SPRINGFIELD — Some costly lessons are about to be learned in the Effingham County School District.
In an effort to curb speeding, the Effingham County Sheriff’s Office, in partnership with Blue Line Solutions, is launching a school zone photo enforcement program. Automated Speed Enforcement Technology (ASET) will start Friday at Blandford Elementary School (McCall Road), Marlow Elementary School (Ga. Hwy 17), South Effingham Elementary School (Kolic Helmey Road) and South Effingham middle and high schools (Ga. Hwy 30-Noel C. Conaway Road).
Violators will receive a warning for exceeding school zone speed limits by 10 mph or more for the first 30 days following the program’s start. After that, they will receive citations.
“We have approximately 13,651 students in our school district and we certainly want to make sure the area where they’re spending the majority of their day is very safe,” Superintendent Dr. Yancy Ford said.
ASETs identify vehicles and capture their speed through the use of a laser beam. Blue Line Solutions touts their speed calculating ability as 100 percent accurate.
The cameras will capture the tag number of vehicles traveling at 10 mph or more over the speed limit. Sheriff Jimmy McDuffie reminded drivers, however, that they should heed posted signs.
“You never know if that deputy is going to be sitting down there when that school zone is going on and (if) it’s one mile over the speed limit — he can write you a citation,” he said.
Citations will cost $75 plus a $25 processing fee. Second and subsequent violations will cost $125 plus a $25 processing fee.
The revenue will be split between Effingham County (65 percent) and Blue Line Solutions (35 percent).
Blue Line Solutions Director Bob Dallas said the goal of the program is not to issue citations.
“This is about safety,” he said.

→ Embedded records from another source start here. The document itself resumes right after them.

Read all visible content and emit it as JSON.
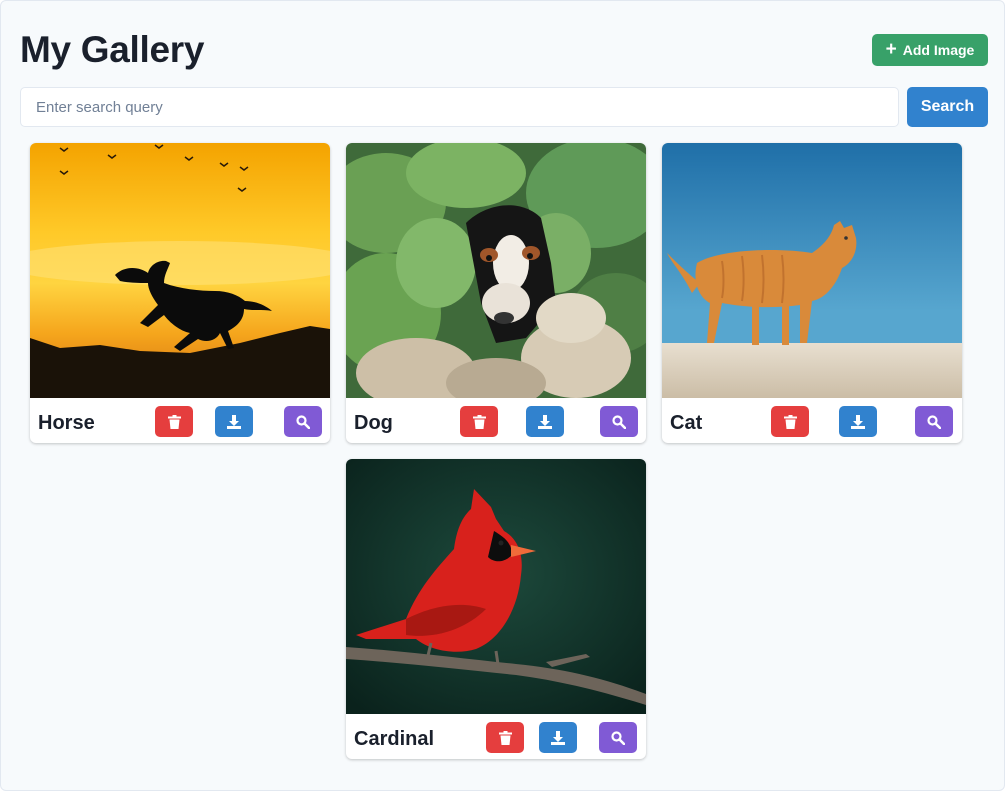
{
  "header": {
    "title": "My Gallery",
    "add_label": "Add Image"
  },
  "search": {
    "placeholder": "Enter search query",
    "value": "",
    "button_label": "Search"
  },
  "colors": {
    "delete": "#e53e3e",
    "download": "#3182ce",
    "zoom": "#805ad5",
    "add": "#38a169"
  },
  "icons": {
    "delete": "trash-icon",
    "download": "download-icon",
    "zoom": "magnifier-icon",
    "add": "plus-icon"
  },
  "cards": [
    {
      "title": "Horse",
      "image": "horse-silhouette-sunset"
    },
    {
      "title": "Dog",
      "image": "puppy-in-leaves"
    },
    {
      "title": "Cat",
      "image": "orange-cat-walking"
    },
    {
      "title": "Cardinal",
      "image": "red-cardinal-on-branch"
    }
  ]
}
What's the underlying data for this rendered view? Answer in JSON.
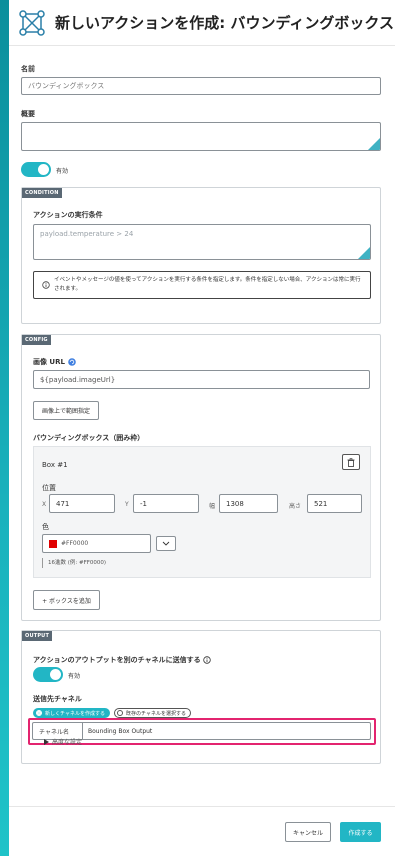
{
  "header": {
    "title": "新しいアクションを作成: バウンディングボックス",
    "icon": "bounding-box-icon"
  },
  "form": {
    "name_label": "名前",
    "name_value": "バウンディングボックス",
    "summary_label": "概要",
    "summary_value": "",
    "enabled_label": "有効",
    "enabled": true
  },
  "condition": {
    "tag": "CONDITION",
    "label": "アクションの実行条件",
    "placeholder": "payload.temperature > 24",
    "info_text": "イベントやメッセージの値を使ってアクションを実行する条件を指定します。条件を指定しない場合、アクションは常に実行されます。"
  },
  "config": {
    "tag": "CONFIG",
    "image_url_label": "画像 URL",
    "image_url_value": "${payload.imageUrl}",
    "select_area_button": "画像上で範囲指定",
    "bbox_label": "バウンディングボックス（囲み枠）",
    "box": {
      "title": "Box #1",
      "position_label": "位置",
      "x_label": "X",
      "x_value": "471",
      "y_label": "Y",
      "y_value": "-1",
      "w_label": "幅",
      "w_value": "1308",
      "h_label": "高さ",
      "h_value": "521",
      "color_label": "色",
      "color_value": "#FF0000",
      "color_swatch": "#E00000",
      "color_hint": "16進数 (例: #FF0000)"
    },
    "add_box_button": "+ ボックスを追加"
  },
  "output": {
    "tag": "OUTPUT",
    "send_label": "アクションのアウトプットを別のチャネルに送信する",
    "enabled_label": "有効",
    "enabled": true,
    "channel_label": "送信先チャネル",
    "option_new": "新しくチャネルを作成する",
    "option_existing": "既存のチャネルを選択する",
    "channel_name_label": "チャネル名",
    "channel_name_value": "Bounding Box Output",
    "advanced_label": "高度な設定"
  },
  "footer": {
    "cancel": "キャンセル",
    "create": "作成する"
  },
  "colors": {
    "accent": "#22B6C5",
    "highlight": "#E3246F"
  }
}
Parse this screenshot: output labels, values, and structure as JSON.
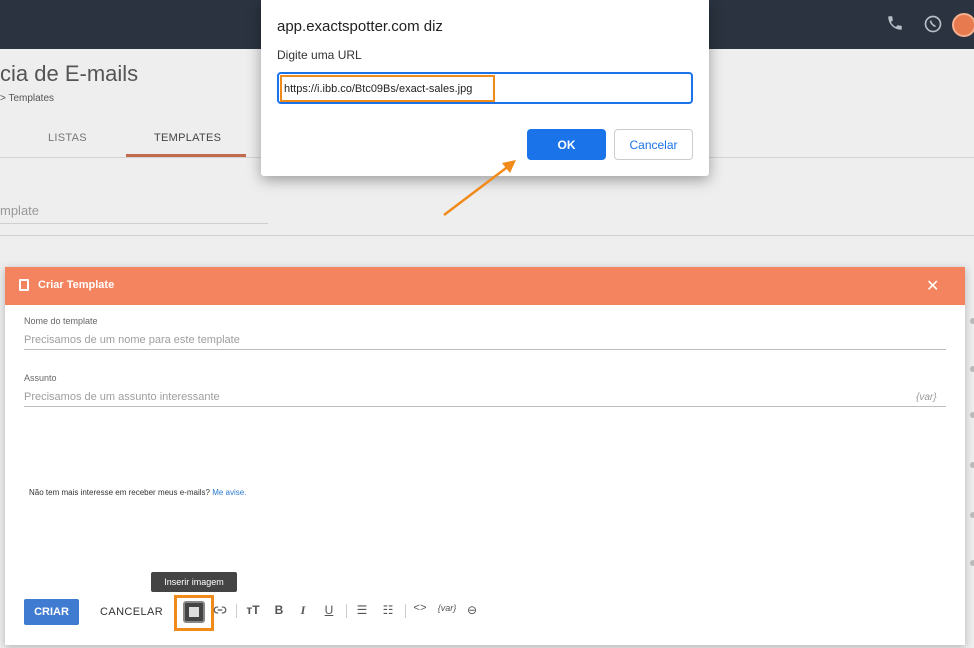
{
  "topbar": {
    "icons": [
      "phone-icon",
      "whatsapp-icon"
    ],
    "avatar_color": "#e77a4f"
  },
  "background_page": {
    "title": "cia de E-mails",
    "breadcrumb": "Templates",
    "tabs": [
      {
        "label": "LISTAS"
      },
      {
        "label": "TEMPLATES"
      }
    ],
    "search_placeholder": "mplate"
  },
  "modal": {
    "title": "Criar Template",
    "accent_color": "#f4845f",
    "name_field": {
      "label": "Nome do template",
      "placeholder": "Precisamos de um nome para este template"
    },
    "subject_field": {
      "label": "Assunto",
      "placeholder": "Precisamos de um assunto interessante",
      "var_tag": "{var}"
    },
    "unsubscribe": {
      "text": "Não tem mais interesse em receber meus e-mails?",
      "link": "Me avise."
    },
    "create_label": "CRIAR",
    "cancel_label": "CANCELAR",
    "tooltip": "Inserir imagem",
    "toolbar": {
      "var_label": "{var}"
    }
  },
  "prompt": {
    "title": "app.exactspotter.com diz",
    "message": "Digite uma URL",
    "value": "https://i.ibb.co/Btc09Bs/exact-sales.jpg",
    "ok_label": "OK",
    "cancel_label": "Cancelar",
    "ok_color": "#1a73e8"
  },
  "highlight_color": "#f08b1a"
}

During a recent five-day study in Effingham County, Blue Line Solutions discovered that 7,730 vehicles exceeded school zone speed limits by more than 10 mph. McDuffie was surprised by the finding.
“We knew there was a lot,” he said. “We had no idea it was to that magnitude. I don’t have the manpower or the ability to put that many people in the school zones all the time.”
Another five-day speed study will be conducted after the first 30 days of ASET use.
“What we’ve done is we’ve looked at the data closely and have been able to observe that when automated speed enforcement is in a school zone, drivers comply (with speed limits),” Dallas said.
Effingham County middle and high schools, and Ebenezer elementary and middle schools will soon receive ASET technology, the sheriff said.